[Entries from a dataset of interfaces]
>>>

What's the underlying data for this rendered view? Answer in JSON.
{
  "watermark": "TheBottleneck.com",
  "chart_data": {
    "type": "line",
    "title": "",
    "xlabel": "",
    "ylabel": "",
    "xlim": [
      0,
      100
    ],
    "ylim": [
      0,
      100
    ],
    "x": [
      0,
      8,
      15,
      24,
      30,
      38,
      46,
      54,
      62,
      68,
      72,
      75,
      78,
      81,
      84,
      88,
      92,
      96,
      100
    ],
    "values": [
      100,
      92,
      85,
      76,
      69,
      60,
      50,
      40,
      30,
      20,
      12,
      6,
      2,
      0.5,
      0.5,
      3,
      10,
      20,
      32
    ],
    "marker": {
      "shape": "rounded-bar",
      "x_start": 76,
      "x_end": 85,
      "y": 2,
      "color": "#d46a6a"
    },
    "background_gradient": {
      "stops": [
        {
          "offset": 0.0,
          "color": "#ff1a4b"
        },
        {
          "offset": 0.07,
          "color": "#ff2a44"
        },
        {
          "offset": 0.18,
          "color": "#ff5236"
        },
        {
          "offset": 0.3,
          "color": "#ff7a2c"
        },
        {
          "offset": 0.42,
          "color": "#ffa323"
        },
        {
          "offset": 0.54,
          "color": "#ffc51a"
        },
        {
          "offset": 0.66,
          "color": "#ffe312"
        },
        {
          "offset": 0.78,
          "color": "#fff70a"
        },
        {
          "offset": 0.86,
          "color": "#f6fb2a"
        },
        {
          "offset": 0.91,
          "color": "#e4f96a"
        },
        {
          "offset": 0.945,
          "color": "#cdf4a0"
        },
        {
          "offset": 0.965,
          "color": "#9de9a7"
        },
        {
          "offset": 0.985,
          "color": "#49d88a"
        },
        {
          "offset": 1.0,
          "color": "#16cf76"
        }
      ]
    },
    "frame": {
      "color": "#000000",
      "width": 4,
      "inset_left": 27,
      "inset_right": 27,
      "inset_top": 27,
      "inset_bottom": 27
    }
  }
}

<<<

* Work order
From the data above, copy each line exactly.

* The completed task
What's the underlying data for this rendered view? Answer in JSON.
{
  "watermark": "TheBottleneck.com",
  "chart_data": {
    "type": "line",
    "title": "",
    "xlabel": "",
    "ylabel": "",
    "xlim": [
      0,
      100
    ],
    "ylim": [
      0,
      100
    ],
    "x": [
      0,
      8,
      15,
      24,
      30,
      38,
      46,
      54,
      62,
      68,
      72,
      75,
      78,
      81,
      84,
      88,
      92,
      96,
      100
    ],
    "values": [
      100,
      92,
      85,
      76,
      69,
      60,
      50,
      40,
      30,
      20,
      12,
      6,
      2,
      0.5,
      0.5,
      3,
      10,
      20,
      32
    ],
    "marker": {
      "shape": "rounded-bar",
      "x_start": 76,
      "x_end": 85,
      "y": 2,
      "color": "#d46a6a"
    },
    "background_gradient": {
      "stops": [
        {
          "offset": 0.0,
          "color": "#ff1a4b"
        },
        {
          "offset": 0.07,
          "color": "#ff2a44"
        },
        {
          "offset": 0.18,
          "color": "#ff5236"
        },
        {
          "offset": 0.3,
          "color": "#ff7a2c"
        },
        {
          "offset": 0.42,
          "color": "#ffa323"
        },
        {
          "offset": 0.54,
          "color": "#ffc51a"
        },
        {
          "offset": 0.66,
          "color": "#ffe312"
        },
        {
          "offset": 0.78,
          "color": "#fff70a"
        },
        {
          "offset": 0.86,
          "color": "#f6fb2a"
        },
        {
          "offset": 0.91,
          "color": "#e4f96a"
        },
        {
          "offset": 0.945,
          "color": "#cdf4a0"
        },
        {
          "offset": 0.965,
          "color": "#9de9a7"
        },
        {
          "offset": 0.985,
          "color": "#49d88a"
        },
        {
          "offset": 1.0,
          "color": "#16cf76"
        }
      ]
    },
    "frame": {
      "color": "#000000",
      "width": 4,
      "inset_left": 27,
      "inset_right": 27,
      "inset_top": 27,
      "inset_bottom": 27
    }
  }
}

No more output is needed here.